NBA Lockout Taking Predictable Course
Barrington M. Salmon | 10/26/2011, 3:11 p.m.
The NBA lockout is going into its fourth month with no end in sight. Commissioner David Stern announced this past Tuesday that two more weeks of regular season games have been canceled which, in some ways, puts added pressure on both sides to find ways out of the labyrinth of distrust, claims and counter-claims about who's doing what to whom.
Yet, at a time when ordinary Americans worry about job security, millions lack access to health care and in too many cases men, women and children go to bed hungry, it is difficult to drum up a great deal of sympathy for billionaires and multimillionaires fighting at the trough to see who ends up with mo' money.
These contract negotiations remind me of the Palestinian-Israeli conflict in the sense that any significant forward progress is hung up on preconditions. From all accounts, the players and union have been boxed in by Stern and the owners who are demanding that players accept a 50-50 split of BRIs - basketball related income - as a precondition to discussing the salary cap and other issues. The owners know they have the upper hand and appear willing to hammer the players. To the untrained eye, that looks a lot like a shakedown to me. If two sides are sitting across from each other trying to work out a deal, imposing preconditions is hardly a sensible or trustworthy way to go. But it is an excellent way to ensure at the end of the day that the side holding the knife handle walks away with the pot of gold.
Makes me wonder if the owners aren't using these talks as a way to bust the union once and for all. In the beginning, owners argued that some key components of the system had to change for the league to remain viable. Among the issues: the league's push to close the gap between its highest and lowest spenders and finding mechanisms to increase the competitiveness between small-market and large-market teams. Owners have also said they want to establish a hard cap to produce competitive balance and make the league more successful, entertaining and competitive.
Three days and 30 hours of talks - presided over by a federal mediator - ended in a stalemate and elicited more visions of the entire 2011-2012 season slipping away. That has left observers to wonder if both sides realize what's at stake.
No one is saying that the owners shouldn't make money but if they made unwise financial choices in their chase to secure a championship, their future financial well-being should not be achieved on the backs of the players.
I don't know if I've ever seen columnists and sportswriters hammer a group of people as I have in this case. Owners have been called greedy, billionaires run amok, misguided, foolhardy, and a host of other unsavory names.
David Aldridge, a respected sports columnist and reporter, presents a compelling case to support those assertions: "If the league gets the 10-year deal it has previously offered to the union -- the NBA has subsequently offered the union an out after seven years -- that means the NBA's teams will get, at minimum, $1.8 billion in direct transfer from the players' wallets to the owners' wallets over the life of the deal. And that doesn't take into account the escrow plan that has been in place since 2005 and returned more than $1 billion in salaries to the owners.

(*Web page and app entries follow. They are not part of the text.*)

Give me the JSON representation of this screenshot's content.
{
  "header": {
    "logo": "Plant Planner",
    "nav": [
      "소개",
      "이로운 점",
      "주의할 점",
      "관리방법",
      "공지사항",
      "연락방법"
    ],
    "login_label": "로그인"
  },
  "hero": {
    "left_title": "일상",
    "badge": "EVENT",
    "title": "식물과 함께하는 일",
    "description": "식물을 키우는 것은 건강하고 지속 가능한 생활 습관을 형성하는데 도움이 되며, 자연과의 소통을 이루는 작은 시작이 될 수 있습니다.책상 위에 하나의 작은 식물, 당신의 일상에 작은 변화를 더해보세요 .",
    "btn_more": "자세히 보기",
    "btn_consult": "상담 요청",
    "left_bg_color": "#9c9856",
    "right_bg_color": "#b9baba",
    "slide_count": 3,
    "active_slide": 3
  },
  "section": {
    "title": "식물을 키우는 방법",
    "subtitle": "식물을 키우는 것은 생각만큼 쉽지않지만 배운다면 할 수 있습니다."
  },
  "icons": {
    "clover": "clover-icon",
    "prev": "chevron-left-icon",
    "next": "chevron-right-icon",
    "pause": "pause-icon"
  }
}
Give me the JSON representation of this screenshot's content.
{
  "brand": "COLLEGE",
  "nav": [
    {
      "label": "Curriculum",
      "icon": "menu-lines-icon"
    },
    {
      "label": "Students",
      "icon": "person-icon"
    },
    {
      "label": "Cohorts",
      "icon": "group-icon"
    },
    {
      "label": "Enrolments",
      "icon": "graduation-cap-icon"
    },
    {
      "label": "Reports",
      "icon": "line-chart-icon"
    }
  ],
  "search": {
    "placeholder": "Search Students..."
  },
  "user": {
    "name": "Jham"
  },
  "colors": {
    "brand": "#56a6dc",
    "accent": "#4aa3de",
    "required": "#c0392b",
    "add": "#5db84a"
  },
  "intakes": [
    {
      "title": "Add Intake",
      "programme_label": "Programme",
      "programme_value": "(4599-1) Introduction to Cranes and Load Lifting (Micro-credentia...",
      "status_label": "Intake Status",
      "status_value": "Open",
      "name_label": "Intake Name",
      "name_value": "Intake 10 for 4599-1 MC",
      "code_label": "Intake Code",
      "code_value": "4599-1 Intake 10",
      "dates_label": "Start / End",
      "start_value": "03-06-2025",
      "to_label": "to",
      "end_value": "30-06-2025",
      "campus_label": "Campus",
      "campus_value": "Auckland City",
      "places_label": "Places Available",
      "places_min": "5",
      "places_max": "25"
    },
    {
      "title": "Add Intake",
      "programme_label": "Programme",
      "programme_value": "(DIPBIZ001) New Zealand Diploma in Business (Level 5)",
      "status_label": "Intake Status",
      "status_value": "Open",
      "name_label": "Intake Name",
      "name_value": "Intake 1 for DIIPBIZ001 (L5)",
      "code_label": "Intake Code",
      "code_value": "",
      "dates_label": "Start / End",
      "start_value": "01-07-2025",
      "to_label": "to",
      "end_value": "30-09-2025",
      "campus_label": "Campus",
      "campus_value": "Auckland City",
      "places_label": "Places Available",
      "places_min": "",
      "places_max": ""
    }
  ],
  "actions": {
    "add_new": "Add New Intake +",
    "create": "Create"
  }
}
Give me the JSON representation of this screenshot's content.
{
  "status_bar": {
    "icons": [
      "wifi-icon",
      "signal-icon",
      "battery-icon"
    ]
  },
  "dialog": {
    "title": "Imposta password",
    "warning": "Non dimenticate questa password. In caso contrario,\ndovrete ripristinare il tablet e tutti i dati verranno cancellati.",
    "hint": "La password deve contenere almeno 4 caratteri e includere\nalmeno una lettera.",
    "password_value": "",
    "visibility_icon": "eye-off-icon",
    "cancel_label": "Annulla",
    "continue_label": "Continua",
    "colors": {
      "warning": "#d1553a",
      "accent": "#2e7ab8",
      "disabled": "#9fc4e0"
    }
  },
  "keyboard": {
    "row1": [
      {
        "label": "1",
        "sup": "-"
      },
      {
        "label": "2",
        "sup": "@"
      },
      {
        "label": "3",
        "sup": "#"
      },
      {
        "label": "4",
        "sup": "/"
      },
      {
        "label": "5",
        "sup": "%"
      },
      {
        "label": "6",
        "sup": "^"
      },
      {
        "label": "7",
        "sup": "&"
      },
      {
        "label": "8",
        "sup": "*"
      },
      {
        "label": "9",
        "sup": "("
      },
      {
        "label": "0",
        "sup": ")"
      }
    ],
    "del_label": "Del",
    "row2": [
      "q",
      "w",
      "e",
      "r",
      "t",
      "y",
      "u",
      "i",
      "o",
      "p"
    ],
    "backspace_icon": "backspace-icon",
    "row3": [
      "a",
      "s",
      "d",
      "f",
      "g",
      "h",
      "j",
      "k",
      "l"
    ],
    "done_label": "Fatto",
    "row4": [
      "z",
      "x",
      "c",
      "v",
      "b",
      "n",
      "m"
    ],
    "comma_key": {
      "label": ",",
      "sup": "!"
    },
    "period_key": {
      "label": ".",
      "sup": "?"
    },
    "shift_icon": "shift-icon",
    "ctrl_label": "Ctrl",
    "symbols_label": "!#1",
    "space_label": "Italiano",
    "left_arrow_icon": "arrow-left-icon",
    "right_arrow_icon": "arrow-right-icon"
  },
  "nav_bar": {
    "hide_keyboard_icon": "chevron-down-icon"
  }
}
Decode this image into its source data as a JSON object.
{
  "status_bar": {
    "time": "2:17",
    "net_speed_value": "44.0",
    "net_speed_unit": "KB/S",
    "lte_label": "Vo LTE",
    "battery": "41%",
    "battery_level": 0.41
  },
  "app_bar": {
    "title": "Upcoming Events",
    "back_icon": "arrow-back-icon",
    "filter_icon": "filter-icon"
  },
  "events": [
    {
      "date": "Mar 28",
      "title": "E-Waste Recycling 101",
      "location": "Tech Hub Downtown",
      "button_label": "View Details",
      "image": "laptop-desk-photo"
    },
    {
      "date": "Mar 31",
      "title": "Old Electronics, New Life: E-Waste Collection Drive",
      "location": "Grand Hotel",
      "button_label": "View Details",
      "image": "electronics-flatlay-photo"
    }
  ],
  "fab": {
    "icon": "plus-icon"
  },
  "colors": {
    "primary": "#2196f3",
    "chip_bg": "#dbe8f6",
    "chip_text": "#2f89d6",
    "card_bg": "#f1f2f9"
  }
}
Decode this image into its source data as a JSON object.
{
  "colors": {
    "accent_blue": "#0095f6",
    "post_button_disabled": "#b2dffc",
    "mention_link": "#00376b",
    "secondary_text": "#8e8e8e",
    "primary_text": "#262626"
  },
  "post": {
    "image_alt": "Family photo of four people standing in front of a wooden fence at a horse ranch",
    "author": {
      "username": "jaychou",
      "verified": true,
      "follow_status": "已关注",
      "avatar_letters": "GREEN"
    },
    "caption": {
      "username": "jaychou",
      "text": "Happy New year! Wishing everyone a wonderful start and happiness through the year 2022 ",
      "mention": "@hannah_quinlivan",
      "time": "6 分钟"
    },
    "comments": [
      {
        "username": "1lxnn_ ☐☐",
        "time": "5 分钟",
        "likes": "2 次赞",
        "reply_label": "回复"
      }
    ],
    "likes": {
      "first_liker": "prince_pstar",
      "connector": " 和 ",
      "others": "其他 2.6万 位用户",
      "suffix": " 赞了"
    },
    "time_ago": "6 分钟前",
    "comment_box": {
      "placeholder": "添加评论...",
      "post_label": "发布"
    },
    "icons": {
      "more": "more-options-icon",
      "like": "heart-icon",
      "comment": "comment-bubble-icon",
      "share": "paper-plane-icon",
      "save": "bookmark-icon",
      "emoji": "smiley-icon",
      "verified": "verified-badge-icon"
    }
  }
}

No one is saying that the league is lying about losing money, or that it is wrong in its belief that the financial structure of the game has to change. Nor are the players correct in continuing to act sometimes as if they are mine workers. They are basketball players, paid more than 98 percent of the working people on earth, and coming out of a severe recession, it's not unreasonable to ask for a substantial giveback. But $1.8 billion over 10 years is a substantial giveback, not a mere gesture. At some point, a win becomes a rout. The league has gotten salaries back in line, it will make it harder for the Lakers to spend $110 million in the future and it supposedly has a "robust" revenue-sharing plan in place to help the smaller markets. When is enough enough?"
Indeed. It took years for the NBA to recover from the 1998-99 lockout. Angry and disaffected fans walked away in droves. With a similar situation on hand, it would behoove the owners to consider the fallout of winning the battle but losing the war.